Trauma and Mastery in Life and Art

Gilbert J. Rose, M.D.

View Inside Price: $32.00

September 10, 1987
ISBN: 9780300038422

"[An] inquiry into the parallels and differences between creative and psychopathological responses to traumatic events."—Harvard Magazine








"In this provocative and scholarly book, the psychoanalyst Gilbert J. Rose explores the similarities and differences between psychoanalysis and art."—Andy Brumer, New York Times Book Review

"Rose approaches the subject of creativity with a refreshing enthusiasm and breadth of scope. . . . Rose's method of exploring his subject, his continuing examination alternately of the artist and the analysand, does provide a stimulating, thought-provoking journey well worth our pursuit."—Betsy Distler, Psychoanalytic Association of New York Bulletin

"A provocative book about the role of the arts in self-disclosure and self-mastery, an interesting neo-Freudian perspective on the way artists deal with trauma."—Choice

"Few analysts write with such scholarship and aesthetic sensitivity on the parallels of the two fields and their differences."—The Arts in Psychotherapy

"[An] interesting and far-ranging book. . . . Rose deserves praise for his sensitive efforts."—Stanley L. Olinick, m.d., Psychoanalytic Quarterly

"This brief summary belies the richness of Rose's clinical material and the multiple examples from the plastic arts and music as well as from literature. Although I expected to learn from this book, I was surprised and pleased to find the process so much fun."—William A. Frosch, m.d., American Journal of Psychiatry

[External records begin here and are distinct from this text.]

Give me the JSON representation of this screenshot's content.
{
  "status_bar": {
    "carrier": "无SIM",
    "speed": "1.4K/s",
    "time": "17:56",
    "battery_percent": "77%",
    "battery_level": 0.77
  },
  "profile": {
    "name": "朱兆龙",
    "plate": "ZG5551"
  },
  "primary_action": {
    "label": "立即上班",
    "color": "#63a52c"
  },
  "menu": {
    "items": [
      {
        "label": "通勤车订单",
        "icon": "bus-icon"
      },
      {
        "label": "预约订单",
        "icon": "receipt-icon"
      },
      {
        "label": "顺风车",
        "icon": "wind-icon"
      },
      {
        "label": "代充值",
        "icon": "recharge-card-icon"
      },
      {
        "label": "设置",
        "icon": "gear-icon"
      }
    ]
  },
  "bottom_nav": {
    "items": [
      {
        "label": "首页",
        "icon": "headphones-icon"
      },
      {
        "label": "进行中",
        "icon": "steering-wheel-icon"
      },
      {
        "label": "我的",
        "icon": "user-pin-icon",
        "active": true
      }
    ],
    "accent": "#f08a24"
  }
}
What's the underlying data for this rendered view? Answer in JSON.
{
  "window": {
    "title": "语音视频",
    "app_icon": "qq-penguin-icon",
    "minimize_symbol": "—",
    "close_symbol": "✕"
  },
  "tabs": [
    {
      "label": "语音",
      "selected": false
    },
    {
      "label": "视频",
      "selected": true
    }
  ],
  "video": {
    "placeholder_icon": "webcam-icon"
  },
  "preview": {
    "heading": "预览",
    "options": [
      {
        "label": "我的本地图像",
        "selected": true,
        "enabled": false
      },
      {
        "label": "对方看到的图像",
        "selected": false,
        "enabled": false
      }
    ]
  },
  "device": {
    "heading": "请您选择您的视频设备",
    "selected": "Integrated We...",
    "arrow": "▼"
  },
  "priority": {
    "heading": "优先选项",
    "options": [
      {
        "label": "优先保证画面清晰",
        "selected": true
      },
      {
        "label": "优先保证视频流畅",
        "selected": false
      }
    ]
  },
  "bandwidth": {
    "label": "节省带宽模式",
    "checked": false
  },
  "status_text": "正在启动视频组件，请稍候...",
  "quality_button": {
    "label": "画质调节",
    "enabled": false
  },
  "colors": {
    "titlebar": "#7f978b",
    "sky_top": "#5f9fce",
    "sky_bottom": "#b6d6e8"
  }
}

"[Rose's] power of reanimation, his raconteurship, is a genuine gift and contributes in no small way to the quality of the book. . . . Such a gift enhances the pages both of literary and art criticism and of clinical case histories. . . . I believe it is a book which, through a series of compelling examples, seeks to raise good questions in the minds of its readers. And this is a task it accomplishes with skill and grace. . . . It surely deserves to be welcomed as a genuine contribution to the ongoing dialogue between art and psychoanalysis."—Ellen Handler Spitz, Journal of the American Psychoanalytic Association

"One does not have to agree with all of Rose's ideas to appreciate the excellence and rare quality of his work. . . . A magnificent opportunity to enrich one's appreciation of life, work, and art. His book must be read several times, studied, and savored if one is to appreciate the multi-layered view of analysis and art that Rose offers."—Roman N. Anshin, Psychoanalytic Academy Forum

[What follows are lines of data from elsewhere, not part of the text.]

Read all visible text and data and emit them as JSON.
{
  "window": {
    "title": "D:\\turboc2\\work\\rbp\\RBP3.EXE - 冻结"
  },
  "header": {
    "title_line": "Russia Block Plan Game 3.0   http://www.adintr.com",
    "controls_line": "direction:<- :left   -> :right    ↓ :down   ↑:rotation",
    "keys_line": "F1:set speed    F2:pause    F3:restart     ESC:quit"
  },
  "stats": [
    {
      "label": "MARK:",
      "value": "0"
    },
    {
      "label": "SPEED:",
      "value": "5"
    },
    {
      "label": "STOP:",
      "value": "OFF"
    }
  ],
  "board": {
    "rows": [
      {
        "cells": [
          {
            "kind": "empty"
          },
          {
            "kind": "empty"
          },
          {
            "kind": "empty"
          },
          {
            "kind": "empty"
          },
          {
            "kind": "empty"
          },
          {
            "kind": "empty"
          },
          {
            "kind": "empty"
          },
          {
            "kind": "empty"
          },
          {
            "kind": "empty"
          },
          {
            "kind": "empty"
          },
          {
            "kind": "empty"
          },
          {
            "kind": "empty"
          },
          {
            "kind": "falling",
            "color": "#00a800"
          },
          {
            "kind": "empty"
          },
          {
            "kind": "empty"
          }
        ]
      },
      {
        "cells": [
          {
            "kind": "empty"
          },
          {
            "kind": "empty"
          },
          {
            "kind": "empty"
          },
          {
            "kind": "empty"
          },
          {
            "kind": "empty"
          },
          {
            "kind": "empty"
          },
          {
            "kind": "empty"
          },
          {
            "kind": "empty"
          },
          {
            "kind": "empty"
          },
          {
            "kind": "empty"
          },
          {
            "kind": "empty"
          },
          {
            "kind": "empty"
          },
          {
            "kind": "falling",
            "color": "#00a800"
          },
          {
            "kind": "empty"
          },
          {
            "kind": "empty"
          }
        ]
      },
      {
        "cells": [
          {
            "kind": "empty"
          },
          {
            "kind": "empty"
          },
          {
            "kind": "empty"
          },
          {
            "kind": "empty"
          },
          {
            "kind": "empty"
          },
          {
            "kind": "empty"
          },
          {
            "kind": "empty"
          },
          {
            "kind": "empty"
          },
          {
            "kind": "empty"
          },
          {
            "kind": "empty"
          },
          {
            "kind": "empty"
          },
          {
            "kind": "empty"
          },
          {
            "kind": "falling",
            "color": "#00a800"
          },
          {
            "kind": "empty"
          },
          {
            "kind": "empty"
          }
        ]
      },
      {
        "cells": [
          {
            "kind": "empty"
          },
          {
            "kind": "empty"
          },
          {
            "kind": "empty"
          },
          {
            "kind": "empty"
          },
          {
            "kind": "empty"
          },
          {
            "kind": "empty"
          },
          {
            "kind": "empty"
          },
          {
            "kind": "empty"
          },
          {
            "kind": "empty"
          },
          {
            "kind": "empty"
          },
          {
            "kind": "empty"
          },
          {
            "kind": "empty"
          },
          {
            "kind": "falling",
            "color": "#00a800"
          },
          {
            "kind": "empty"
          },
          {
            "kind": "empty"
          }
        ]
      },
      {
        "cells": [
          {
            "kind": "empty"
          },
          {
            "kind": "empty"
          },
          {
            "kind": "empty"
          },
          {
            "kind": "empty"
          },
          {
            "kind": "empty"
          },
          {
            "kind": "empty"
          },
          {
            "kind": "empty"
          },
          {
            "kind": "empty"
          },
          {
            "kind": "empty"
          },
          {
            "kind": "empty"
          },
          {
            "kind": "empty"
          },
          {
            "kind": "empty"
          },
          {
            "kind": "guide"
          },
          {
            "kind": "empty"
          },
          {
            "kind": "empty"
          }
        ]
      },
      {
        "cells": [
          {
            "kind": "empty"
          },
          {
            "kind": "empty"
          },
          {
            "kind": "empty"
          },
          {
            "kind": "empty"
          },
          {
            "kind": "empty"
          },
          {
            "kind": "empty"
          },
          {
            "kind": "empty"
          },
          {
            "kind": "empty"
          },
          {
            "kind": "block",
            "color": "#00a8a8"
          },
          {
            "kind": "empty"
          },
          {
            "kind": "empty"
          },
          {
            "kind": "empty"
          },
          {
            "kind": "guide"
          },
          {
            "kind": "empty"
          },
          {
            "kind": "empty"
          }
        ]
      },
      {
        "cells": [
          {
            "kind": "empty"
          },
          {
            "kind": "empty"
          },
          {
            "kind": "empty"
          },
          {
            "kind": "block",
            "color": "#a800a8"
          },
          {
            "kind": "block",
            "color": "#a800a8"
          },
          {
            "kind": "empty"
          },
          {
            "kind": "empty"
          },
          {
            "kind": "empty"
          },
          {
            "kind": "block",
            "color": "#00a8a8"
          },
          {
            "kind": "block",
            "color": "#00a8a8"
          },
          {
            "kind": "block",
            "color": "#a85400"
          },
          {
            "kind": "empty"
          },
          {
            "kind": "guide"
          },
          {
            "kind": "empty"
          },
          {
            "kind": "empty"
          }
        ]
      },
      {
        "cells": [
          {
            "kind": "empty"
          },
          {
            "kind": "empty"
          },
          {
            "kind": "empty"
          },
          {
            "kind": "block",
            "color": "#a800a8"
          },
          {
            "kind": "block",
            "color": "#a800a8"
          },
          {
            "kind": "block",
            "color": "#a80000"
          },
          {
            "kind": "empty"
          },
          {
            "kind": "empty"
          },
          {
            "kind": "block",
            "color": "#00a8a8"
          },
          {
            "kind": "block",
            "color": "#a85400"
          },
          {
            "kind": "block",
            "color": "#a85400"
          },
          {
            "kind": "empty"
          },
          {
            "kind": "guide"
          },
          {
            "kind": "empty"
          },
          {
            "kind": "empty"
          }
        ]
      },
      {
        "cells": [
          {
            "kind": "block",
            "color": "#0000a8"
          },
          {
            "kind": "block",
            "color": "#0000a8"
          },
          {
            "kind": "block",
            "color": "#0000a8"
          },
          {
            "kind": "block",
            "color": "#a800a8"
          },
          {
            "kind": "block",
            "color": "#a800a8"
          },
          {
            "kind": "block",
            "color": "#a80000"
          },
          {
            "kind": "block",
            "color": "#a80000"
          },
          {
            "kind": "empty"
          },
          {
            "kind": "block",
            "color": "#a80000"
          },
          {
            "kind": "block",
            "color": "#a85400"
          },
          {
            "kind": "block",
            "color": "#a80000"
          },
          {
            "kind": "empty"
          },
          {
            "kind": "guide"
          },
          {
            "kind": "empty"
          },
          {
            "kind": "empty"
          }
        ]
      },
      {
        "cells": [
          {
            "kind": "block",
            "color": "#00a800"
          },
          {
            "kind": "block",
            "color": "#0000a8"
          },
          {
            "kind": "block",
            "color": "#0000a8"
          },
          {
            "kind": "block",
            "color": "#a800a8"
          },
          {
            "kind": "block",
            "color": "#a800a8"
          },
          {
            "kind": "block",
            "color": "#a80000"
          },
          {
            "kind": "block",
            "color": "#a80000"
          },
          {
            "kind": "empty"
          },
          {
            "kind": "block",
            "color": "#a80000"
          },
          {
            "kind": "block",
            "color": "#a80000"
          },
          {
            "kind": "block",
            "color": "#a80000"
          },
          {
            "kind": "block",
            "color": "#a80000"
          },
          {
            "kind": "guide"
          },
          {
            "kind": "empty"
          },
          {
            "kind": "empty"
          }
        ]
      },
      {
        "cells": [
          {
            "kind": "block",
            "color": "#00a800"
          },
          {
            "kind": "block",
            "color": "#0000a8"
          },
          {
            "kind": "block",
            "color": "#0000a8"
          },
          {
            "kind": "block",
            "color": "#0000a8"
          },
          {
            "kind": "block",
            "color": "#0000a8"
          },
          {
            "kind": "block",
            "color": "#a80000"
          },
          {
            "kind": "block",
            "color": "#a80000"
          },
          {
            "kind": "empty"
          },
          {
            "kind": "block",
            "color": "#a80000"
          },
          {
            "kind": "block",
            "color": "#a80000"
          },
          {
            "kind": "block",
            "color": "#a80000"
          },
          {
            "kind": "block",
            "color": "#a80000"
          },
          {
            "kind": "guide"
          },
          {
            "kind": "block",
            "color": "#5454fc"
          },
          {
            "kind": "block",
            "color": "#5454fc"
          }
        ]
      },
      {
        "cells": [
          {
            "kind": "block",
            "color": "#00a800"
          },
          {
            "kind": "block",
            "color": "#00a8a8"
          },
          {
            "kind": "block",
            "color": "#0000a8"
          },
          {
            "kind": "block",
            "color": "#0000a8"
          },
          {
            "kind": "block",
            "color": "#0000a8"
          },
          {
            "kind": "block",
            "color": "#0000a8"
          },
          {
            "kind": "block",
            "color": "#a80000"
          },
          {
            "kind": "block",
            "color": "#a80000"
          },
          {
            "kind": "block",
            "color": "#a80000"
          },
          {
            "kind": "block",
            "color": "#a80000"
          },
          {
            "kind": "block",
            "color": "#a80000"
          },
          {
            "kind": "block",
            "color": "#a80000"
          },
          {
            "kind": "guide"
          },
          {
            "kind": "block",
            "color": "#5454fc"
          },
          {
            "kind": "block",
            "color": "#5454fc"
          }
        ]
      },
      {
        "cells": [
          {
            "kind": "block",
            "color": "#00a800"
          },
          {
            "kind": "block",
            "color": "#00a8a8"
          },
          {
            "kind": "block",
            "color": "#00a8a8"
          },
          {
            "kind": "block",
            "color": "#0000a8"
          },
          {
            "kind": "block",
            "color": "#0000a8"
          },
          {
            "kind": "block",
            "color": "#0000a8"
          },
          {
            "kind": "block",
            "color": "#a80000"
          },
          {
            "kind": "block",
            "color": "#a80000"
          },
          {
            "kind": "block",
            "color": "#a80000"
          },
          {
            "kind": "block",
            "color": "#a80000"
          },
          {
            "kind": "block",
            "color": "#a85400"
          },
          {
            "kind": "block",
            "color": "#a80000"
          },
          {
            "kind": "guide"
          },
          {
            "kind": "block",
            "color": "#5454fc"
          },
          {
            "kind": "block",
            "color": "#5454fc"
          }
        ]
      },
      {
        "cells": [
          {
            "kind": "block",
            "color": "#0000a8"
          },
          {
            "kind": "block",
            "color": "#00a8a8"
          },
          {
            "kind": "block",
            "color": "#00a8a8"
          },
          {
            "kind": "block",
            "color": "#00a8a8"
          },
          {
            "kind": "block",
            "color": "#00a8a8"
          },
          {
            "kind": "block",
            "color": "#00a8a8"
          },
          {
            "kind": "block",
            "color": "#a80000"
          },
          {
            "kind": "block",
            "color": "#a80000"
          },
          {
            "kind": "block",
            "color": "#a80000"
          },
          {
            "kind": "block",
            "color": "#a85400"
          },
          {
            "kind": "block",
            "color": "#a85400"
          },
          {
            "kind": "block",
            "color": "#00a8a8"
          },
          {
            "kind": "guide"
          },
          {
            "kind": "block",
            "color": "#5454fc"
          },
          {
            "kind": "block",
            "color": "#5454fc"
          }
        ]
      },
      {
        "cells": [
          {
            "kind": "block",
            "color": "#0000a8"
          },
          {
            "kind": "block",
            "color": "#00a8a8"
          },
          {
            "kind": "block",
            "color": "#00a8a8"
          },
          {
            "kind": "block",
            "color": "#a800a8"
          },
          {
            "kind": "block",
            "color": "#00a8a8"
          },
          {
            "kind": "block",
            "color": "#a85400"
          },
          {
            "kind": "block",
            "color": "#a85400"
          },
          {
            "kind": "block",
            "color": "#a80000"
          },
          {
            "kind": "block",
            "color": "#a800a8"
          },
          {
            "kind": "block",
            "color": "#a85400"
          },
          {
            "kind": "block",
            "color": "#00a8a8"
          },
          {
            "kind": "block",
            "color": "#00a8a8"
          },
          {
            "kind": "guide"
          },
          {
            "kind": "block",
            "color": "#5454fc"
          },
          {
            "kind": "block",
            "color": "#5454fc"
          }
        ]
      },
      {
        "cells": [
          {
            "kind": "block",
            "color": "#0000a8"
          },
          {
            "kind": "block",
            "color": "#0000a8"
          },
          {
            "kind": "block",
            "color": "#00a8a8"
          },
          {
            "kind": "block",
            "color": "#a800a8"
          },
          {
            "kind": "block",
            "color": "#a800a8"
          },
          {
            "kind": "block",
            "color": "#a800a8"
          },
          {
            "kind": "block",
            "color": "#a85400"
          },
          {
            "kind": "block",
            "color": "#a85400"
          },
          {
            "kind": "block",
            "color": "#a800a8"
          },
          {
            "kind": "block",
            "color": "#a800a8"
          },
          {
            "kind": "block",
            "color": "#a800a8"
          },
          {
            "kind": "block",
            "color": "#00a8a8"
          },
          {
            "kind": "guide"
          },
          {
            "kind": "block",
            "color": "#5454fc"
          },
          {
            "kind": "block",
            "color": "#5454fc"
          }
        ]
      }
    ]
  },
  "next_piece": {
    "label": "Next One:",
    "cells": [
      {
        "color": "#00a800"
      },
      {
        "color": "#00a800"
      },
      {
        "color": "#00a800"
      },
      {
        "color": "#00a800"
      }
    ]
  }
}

"What is most admirable about Trauma and Mastery in Life and Art is its scope, which ranges across literature, music, and the visual arts."—Gene Zeiger, Georgia Review

"Only a masterful writer, theoretician, and clinician could weave an inspiring treatise for both professional and lay readers. Rose is just such a writer. . . . This volume is one of those rare books to read and reread throughout one's professional life. . . . Urbane, trenchant. . . . [Its] humanitarian tone is solidly anchored in theory and with technical caveats, thereby augmenting the pedagogic power of the book. . . . Each reader will identify favorite chapters. The author's explication of multiple personality disorder (Chapter 4) is a tour de force of clinical writing and acumen, providing a richer understanding of this disorder than is available in much longer publications."—Kathryn J. Zerbe, Bulletin of the Menninger Clinic  

"[The author's] poignant and often eloquent treatise should be of interest to artists and clinicians alike, deepening their understanding and appreciation of the psychoanalytic view of the art making process."—E. Carberry Neal, American Journal of Art Therapy

"In this far-reaching study Dr Rose explores the parallels and differences between creative and psychopathological responses to traumatic events. . . . Rose's juxtapositions are illuminating:  we wonder . . . at how possessed by conflicted fantasy the artist seems to be, how driven to communicate a version of that fantasy in order to keep at bay more destructive forces. Rose wanted his book to evoke more questions, and it does."—Margaret Ann Fitzpatrick-Hanly, International Review of Psycho-Analysis